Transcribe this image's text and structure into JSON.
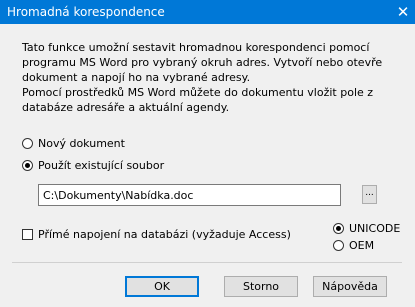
{
  "window": {
    "title": "Hromadná korespondence",
    "close_glyph": "✕"
  },
  "description": {
    "line1": "Tato funkce umožní sestavit hromadnou korespondenci pomocí",
    "line2": "programu MS Word pro vybraný okruh adres. Vytvoří nebo otevře",
    "line3": "dokument a napojí ho na vybrané adresy.",
    "line4": "Pomocí prostředků MS Word můžete do dokumentu vložit pole z",
    "line5": "databáze adresáře a aktuální agendy."
  },
  "document_options": {
    "new_label": "Nový dokument",
    "new_selected": false,
    "existing_label": "Použít existující soubor",
    "existing_selected": true
  },
  "file_path": {
    "value": "C:\\Dokumenty\\Nabídka.doc",
    "browse_label": "..."
  },
  "direct_db": {
    "label": "Přímé napojení na databázi (vyžaduje Access)",
    "checked": false
  },
  "encoding": {
    "unicode_label": "UNICODE",
    "unicode_selected": true,
    "oem_label": "OEM",
    "oem_selected": false
  },
  "buttons": {
    "ok": "OK",
    "cancel": "Storno",
    "help": "Nápověda"
  },
  "colors": {
    "titlebar": "#0078d7",
    "dialog_bg": "#f0f0f0"
  }
}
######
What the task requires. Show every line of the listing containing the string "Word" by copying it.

Solved problem.
    "line2": "programu MS Word pro vybraný okruh adres. Vytvoří nebo otevře",
    "line4": "Pomocí prostředků MS Word můžete do dokumentu vložit pole z",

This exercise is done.